The result is clear, that there is not one standardized representation and vocabulary for adding metadata to photos. Even though the different semantic Web applications and developments should be embraced, a photo annotation standard as a patchwork of too many different specifications is not helpful. The following figure illustrates some of the different actitivities as described in the scenario above what people to with their photos and what different local and Web tools they use for this.
What is missing, however, for content management, search, retrieval, sharing and innovative semantic (Web 2.0) applications is a limited and simple but at the same time comprehensive vocabulary in a machine-readable, exchangeable, but not over complicated representation is needed. However, the single standards described only solve part of the problem. For example, a standardization of tags is very helpful for a semantic search on photos in the Web. However, today the low(er) level features are also lost. Even though the semantic search is fine on a search level, for a later use and exploitation of a set of photos, previously extracted and annotated lower-level features might be interesting as well. Maybe a Web site would like to offer a grouping of photos along the color distribution. Then either the site needs to do the extraction of a color histogram or the photo itself brings this information already in in its standardized header information. A face detection software might have found the bounding boxes on the photo where a face has been detected and also provide a face count. Then the Web site might allow to search for photos with two or more persons on it. And so one. Even though low level features do not seem relevant at first sight, for a detailed search, visualization and also later processing the previously extracted metadata should be stored and available with the photo.
5.2. RDF Scheme for DIG35 and MPEG-7
- (GFK, 2006)
GfK Group for CeWe Color.
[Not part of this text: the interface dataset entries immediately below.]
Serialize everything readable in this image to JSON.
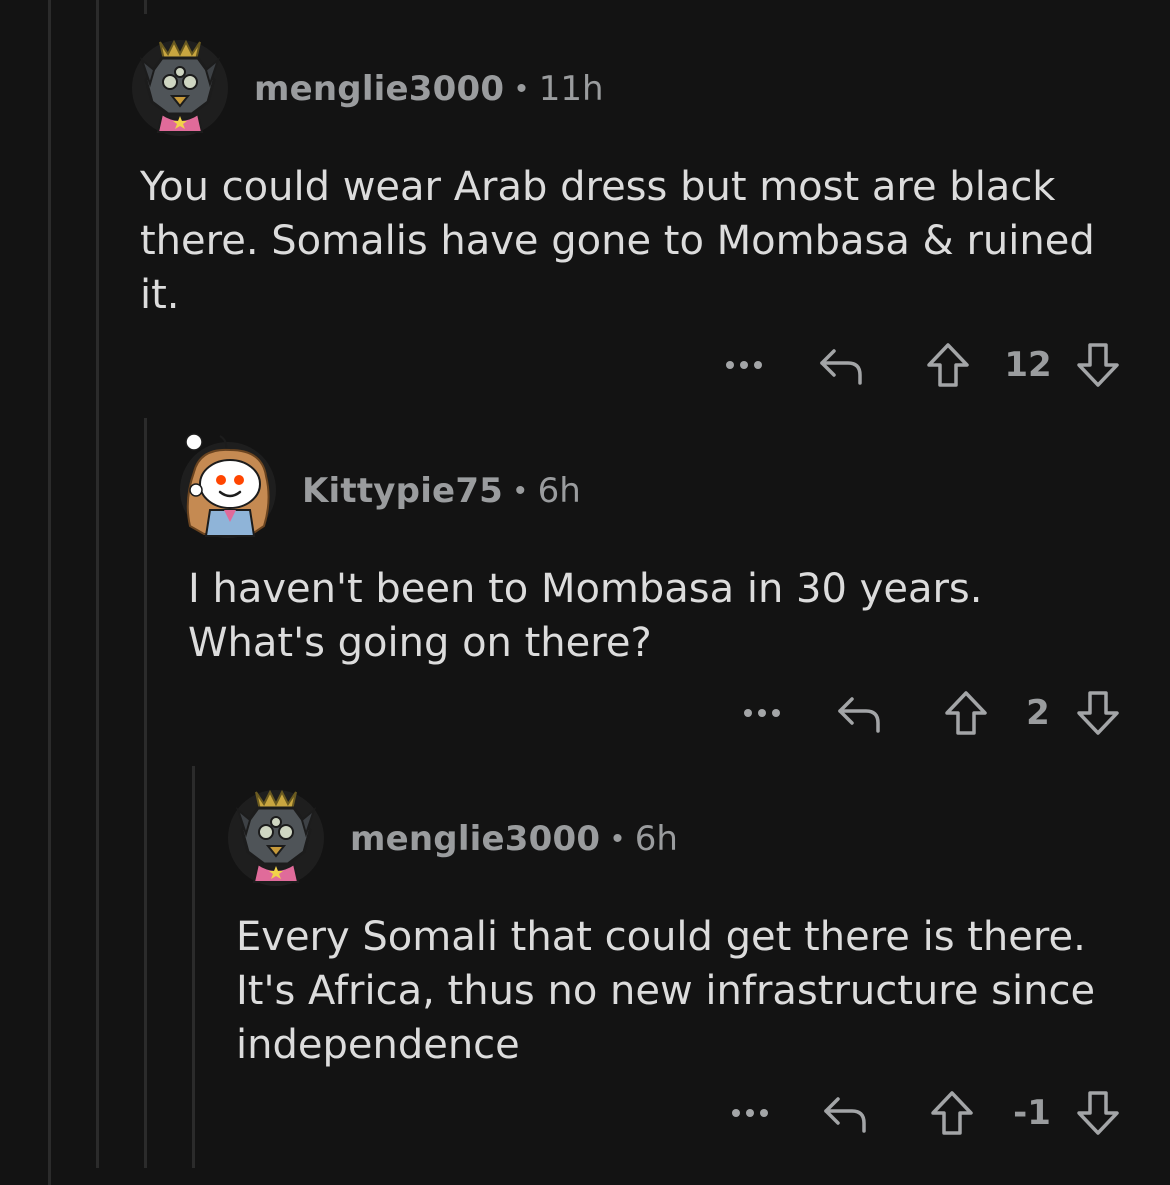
{
  "comments": [
    {
      "username": "menglie3000",
      "separator": "•",
      "time": "11h",
      "body": "You could wear Arab dress but most are black there. Somalis have gone to Mombasa & ruined it.",
      "score": "12",
      "avatar_icon": "snoo-armored-avatar"
    },
    {
      "username": "Kittypie75",
      "separator": "•",
      "time": "6h",
      "body": "I haven't been to Mombasa in 30 years. What's going on there?",
      "score": "2",
      "avatar_icon": "snoo-long-hair-avatar"
    },
    {
      "username": "menglie3000",
      "separator": "•",
      "time": "6h",
      "body": "Every Somali that could get there is there. It's Africa, thus no new infrastructure since independence",
      "score": "-1",
      "avatar_icon": "snoo-armored-avatar"
    }
  ],
  "icons": {
    "more": "more-options-icon",
    "reply": "reply-icon",
    "upvote": "upvote-icon",
    "downvote": "downvote-icon"
  },
  "colors": {
    "background": "#131313",
    "thread_line": "#2b2b2b",
    "meta_text": "#9a9c9e",
    "body_text": "#dcdcdc"
  }
}
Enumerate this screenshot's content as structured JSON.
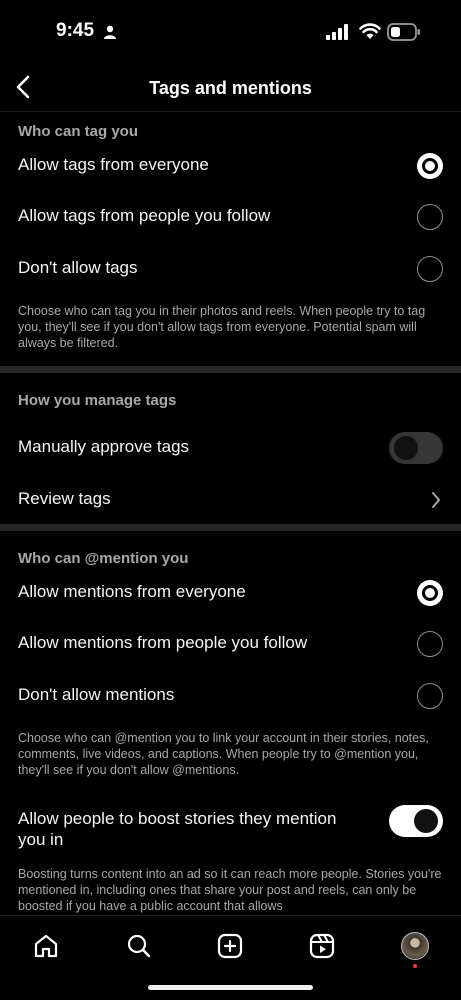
{
  "status_bar": {
    "time": "9:45"
  },
  "header": {
    "title": "Tags and mentions"
  },
  "tags_section": {
    "header": "Who can tag you",
    "options": [
      {
        "label": "Allow tags from everyone",
        "selected": true
      },
      {
        "label": "Allow tags from people you follow",
        "selected": false
      },
      {
        "label": "Don't allow tags",
        "selected": false
      }
    ],
    "helper": "Choose who can tag you in their photos and reels. When people try to tag you, they'll see if you don't allow tags from everyone. Potential spam will always be filtered."
  },
  "manage_section": {
    "header": "How you manage tags",
    "manual_approve_label": "Manually approve tags",
    "manual_approve_on": false,
    "review_tags_label": "Review tags"
  },
  "mentions_section": {
    "header": "Who can @mention you",
    "options": [
      {
        "label": "Allow mentions from everyone",
        "selected": true
      },
      {
        "label": "Allow mentions from people you follow",
        "selected": false
      },
      {
        "label": "Don't allow mentions",
        "selected": false
      }
    ],
    "helper": "Choose who can @mention you to link your account in their stories, notes, comments, live videos, and captions. When people try to @mention you, they'll see if you don't allow @mentions.",
    "boost_label": "Allow people to boost stories they mention you in",
    "boost_on": true,
    "boost_helper": "Boosting turns content into an ad so it can reach more people. Stories you're mentioned in, including ones that share your post and reels, can only be boosted if you have a public account that allows"
  },
  "tab_bar": {
    "icons": [
      "home-icon",
      "search-icon",
      "create-icon",
      "reels-icon",
      "profile-avatar"
    ]
  }
}
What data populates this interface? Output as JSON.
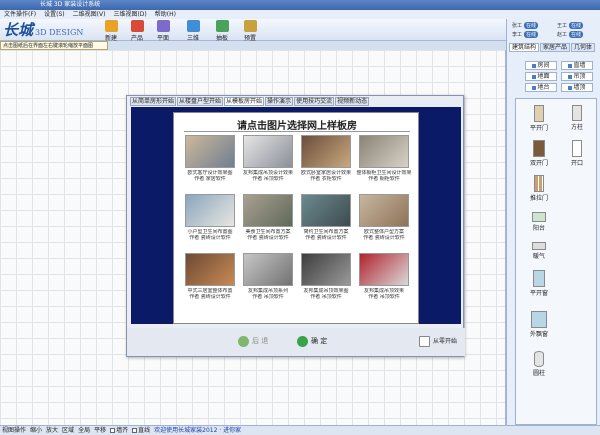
{
  "app": {
    "title": "长城 3D 家装设计系统"
  },
  "menu": [
    "文件操作(F)",
    "设置(S)",
    "二维视图(V)",
    "三维视图(D)",
    "帮助(H)"
  ],
  "toolbar": {
    "logo": "长城",
    "logo_sub": "3D DESIGN",
    "buttons": [
      {
        "label": "新建",
        "color": "#e9a227"
      },
      {
        "label": "产品",
        "color": "#d84b3a"
      },
      {
        "label": "平面",
        "color": "#7d6bc9"
      },
      {
        "label": "三维",
        "color": "#3f8ed6"
      },
      {
        "label": "抽板",
        "color": "#4aa35a"
      },
      {
        "label": "预置",
        "color": "#c9a13a"
      }
    ]
  },
  "hint": "点击图纸后在界面左右键滚轮缩放平面图",
  "users": [
    {
      "name": "张工",
      "tag": "在线"
    },
    {
      "name": "王工",
      "tag": "在线"
    },
    {
      "name": "李工",
      "tag": "在线"
    },
    {
      "name": "赵工",
      "tag": "在线"
    }
  ],
  "right_panel": {
    "tabs": [
      "建筑结构",
      "家居产品",
      "几何体"
    ],
    "buttons": [
      "房间",
      "直墙",
      "地面",
      "吊顶",
      "地台",
      "墙顶"
    ],
    "items": [
      "平开门",
      "方柱",
      "双开门",
      "开口",
      "推拉门",
      "阳台",
      "暖气",
      "平开窗",
      "外飘窗",
      "圆柱"
    ]
  },
  "dialog": {
    "tabs": [
      "从简单房形开始",
      "从楼盘户型开始",
      "从模板房开始",
      "操作演示",
      "使用技巧交流",
      "视频新动态"
    ],
    "active_tab": 2,
    "page_title": "请点击图片选择网上样板房",
    "thumbs": [
      {
        "l1": "欧式客厅设计效果图",
        "l2": "作者 家居软件",
        "c1": "#cdb89a",
        "c2": "#6f7f92"
      },
      {
        "l1": "友邦集成吊顶设计效果",
        "l2": "作者 吊顶软件",
        "c1": "#e5e5e5",
        "c2": "#8a8f99"
      },
      {
        "l1": "欧式卧室家居设计效果",
        "l2": "作者 衣柜软件",
        "c1": "#6b4e3a",
        "c2": "#c9a87f"
      },
      {
        "l1": "整体橱柜卫生间设计效果",
        "l2": "作者 橱柜软件",
        "c1": "#8b8376",
        "c2": "#d8d2c6"
      },
      {
        "l1": "小户型卫生间布置图",
        "l2": "作者 瓷砖设计软件",
        "c1": "#8aa6bf",
        "c2": "#e8e6e0"
      },
      {
        "l1": "美食卫生间布置方案",
        "l2": "作者 瓷砖设计软件",
        "c1": "#a9a091",
        "c2": "#5f6a5a"
      },
      {
        "l1": "简约卫生间布置方案",
        "l2": "作者 瓷砖设计软件",
        "c1": "#6c8a8f",
        "c2": "#3d4b4f"
      },
      {
        "l1": "欧式整体户型方案",
        "l2": "作者 瓷砖设计软件",
        "c1": "#c7b6a0",
        "c2": "#8e7357"
      },
      {
        "l1": "中式三居室整体布置",
        "l2": "作者 瓷砖设计软件",
        "c1": "#6e4a35",
        "c2": "#c88a54"
      },
      {
        "l1": "友邦集成吊顶系列",
        "l2": "作者 吊顶软件",
        "c1": "#c6c6c6",
        "c2": "#727272"
      },
      {
        "l1": "友邦集成吊顶效果图",
        "l2": "作者 吊顶软件",
        "c1": "#3d3d3d",
        "c2": "#9a9a9a"
      },
      {
        "l1": "友邦集成吊顶效果",
        "l2": "作者 吊顶软件",
        "c1": "#b0242e",
        "c2": "#d9d9d9"
      }
    ],
    "back_label": "后 退",
    "ok_label": "确 定",
    "start_label": "从零开始"
  },
  "statusbar": {
    "items": [
      "视图操作",
      "缩小",
      "放大",
      "区域",
      "全局",
      "平移"
    ],
    "checks": [
      "墙齐",
      "直线"
    ],
    "message": "欢迎使用长城家装2012 · 进你家"
  }
}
Usage behavior digital photography, 2006.
- (Flickr, 2007)
Flickr. Yahoo! Inc, USA. http://www.flickr.com/
- (Riya, 2007)
Riya Foto Search. http://www.riya.com/
- (Foto Community, 2007)
Foto Community. http://www.fotocommunity.com/
- (International Imaging Industry Association, 2007)
- (W3C, 2002)
Photo RDF - Describing and retrieving photos using RDF and HTTP, W3C Note 19 April 2002, http://www.w3.org/TR/photo-rdf
- (Dublin Core)
Dublin Core. http://dublincore.org/
EXIF - Exchangeable Image File Format, Japan Electronic Industry Development Association (JEIDA). Specifications version 2.2 available in HTML and PDF
Adobe, Extensible Metadata Platform (XMP) http://www.adobe.com/products/xmp/index.html
Information Interchange Model http://www.iptc.org/IIM/
- (W3C, 2007)
Image Annotation on the Semantic Web. http://www.w3.org/2001/sw/BestPractices/MM/image_annotation.html#vocabularies